“I’d been slipping into unhealthy habits without realizing it, focusing entirely on Geoff’s welfare and ignoring my own.  I’d prepare special, easy-to-eat meals for Geoff but neglect to put food on my own plate, my dinner turning into an afterthought of leftovers eaten over the kitchen sink.  I’d make a nourishing smoothie for him but fail to have one myself.  I learned how to use a gait belt to give me a firm grip when I took Geoff for walks in the park and rigged an over-the-door fully system for him to exercise with at home, but stopped going to the gym myself and didn’t make time for my own fitness routine.  At the end of the day, in an effort to unwind, I’d pour an extra glass of wine when a quiet, reflective walk in the garden would have served me – and Geoff – better.”

After lunch with a fellow caregiver support group member Kathryn observed, “On my drive home, I realized Mari and I had each expressed major signs of caregiver burnout; anxiousness and fatigue; difficulty sleeping; feeling run down and irritable.  Making mistakes while functioning on autopilot indicates difficulty concentrating.  Feeling resentful and overreacting to minor mishaps, shouting at the very people we were caring for – Mari and I had both experienced these.  Were we also eating and drinking more in place of healthier leisure pursuits?”

“There comes a point when caregivers simply cannot do it all on their own.  When the time care for home hospice for Geoff, it should have felt like a respite to me, but I couldn’t see it that way at first.  With hospice in place, I was no longer my husband’s sole caregiver – a major disappointment.  A doctor was on call, with rotating shifts of nursing aides bathing, feeding and medicating him while I stood by, empty-handed, watching others do what I ought to be doing, and hating that I’d relinquished the intimacy of caring for Geoff myself.”

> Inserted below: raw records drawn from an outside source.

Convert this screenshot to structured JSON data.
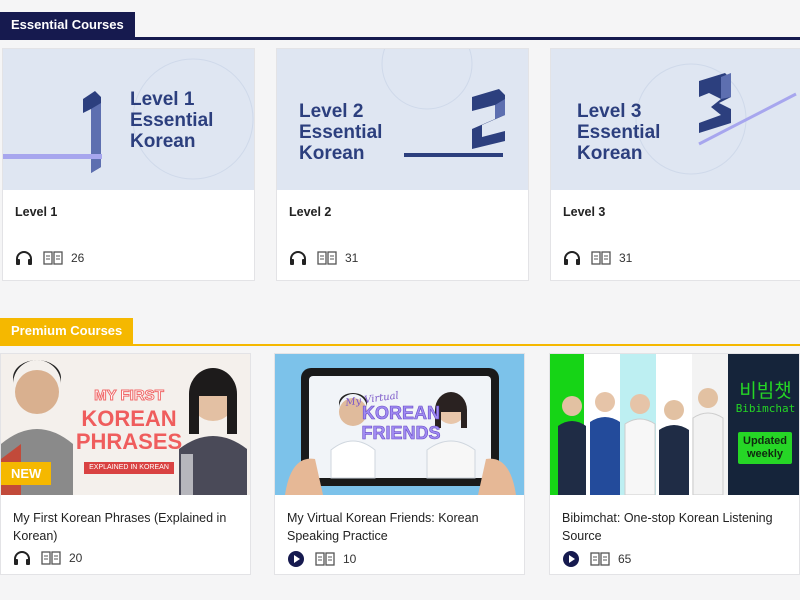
{
  "essential": {
    "heading": "Essential Courses",
    "courses": [
      {
        "title": "Level 1",
        "thumb_text": [
          "Level 1",
          "Essential",
          "Korean"
        ],
        "count": "26",
        "audio_icon": "headphones-icon",
        "book_icon": "book-icon"
      },
      {
        "title": "Level 2",
        "thumb_text": [
          "Level 2",
          "Essential",
          "Korean"
        ],
        "count": "31",
        "audio_icon": "headphones-icon",
        "book_icon": "book-icon"
      },
      {
        "title": "Level 3",
        "thumb_text": [
          "Level 3",
          "Essential",
          "Korean"
        ],
        "count": "31",
        "audio_icon": "headphones-icon",
        "book_icon": "book-icon"
      }
    ]
  },
  "premium": {
    "heading": "Premium Courses",
    "courses": [
      {
        "title": "My First Korean Phrases (Explained in Korean)",
        "count": "20",
        "media_icon": "headphones-icon",
        "thumb": {
          "line1": "MY FIRST",
          "line2": "KOREAN",
          "line3": "PHRASES",
          "sub": "EXPLAINED IN KOREAN",
          "badge": "NEW"
        }
      },
      {
        "title": "My Virtual Korean Friends: Korean Speaking Practice",
        "count": "10",
        "media_icon": "play-icon",
        "thumb": {
          "script": "My Virtual",
          "line1": "KOREAN",
          "line2": "FRIENDS"
        }
      },
      {
        "title": "Bibimchat: One-stop Korean Listening Source",
        "count": "65",
        "media_icon": "play-icon",
        "thumb": {
          "logo": "비빔챗",
          "logo_sub": "Bibimchat",
          "badge": "Updated weekly"
        }
      }
    ]
  },
  "colors": {
    "navy": "#161a4f",
    "gold": "#f5b800",
    "level_text": "#2c3f7e",
    "thumb_bg": "#dfe6f2"
  }
}
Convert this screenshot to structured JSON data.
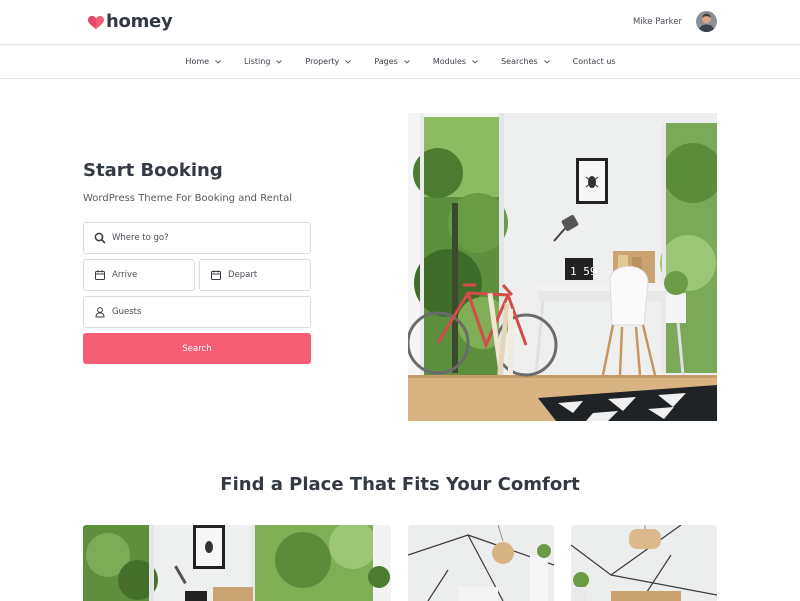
{
  "brand": {
    "name": "homey",
    "accent": "#f45e74"
  },
  "user": {
    "name": "Mike Parker"
  },
  "nav": {
    "items": [
      {
        "label": "Home",
        "dropdown": true
      },
      {
        "label": "Listing",
        "dropdown": true
      },
      {
        "label": "Property",
        "dropdown": true
      },
      {
        "label": "Pages",
        "dropdown": true
      },
      {
        "label": "Modules",
        "dropdown": true
      },
      {
        "label": "Searches",
        "dropdown": true
      },
      {
        "label": "Contact us",
        "dropdown": false
      }
    ]
  },
  "hero": {
    "title": "Start Booking",
    "subtitle": "WordPress Theme For Booking and Rental",
    "where_placeholder": "Where to go?",
    "arrive_placeholder": "Arrive",
    "depart_placeholder": "Depart",
    "guests_placeholder": "Guests",
    "search_label": "Search",
    "clock_text": "1 59"
  },
  "section": {
    "title": "Find a Place That Fits Your Comfort"
  },
  "icons": {
    "search": "search-icon",
    "calendar": "calendar-icon",
    "user": "user-icon",
    "chevron": "chevron-down-icon"
  }
}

“Being stripped of the mind-numbing routine labor of caregiving had left me rattled and uncertain.  I was experiencing a curious withdrawal anxiety, wanting to be in charge and fearful that I wasn’t.  Stress at not being ‘burdened’ was getting to me.  I was crying too much, not eating enough.  I needed respite and knew it.”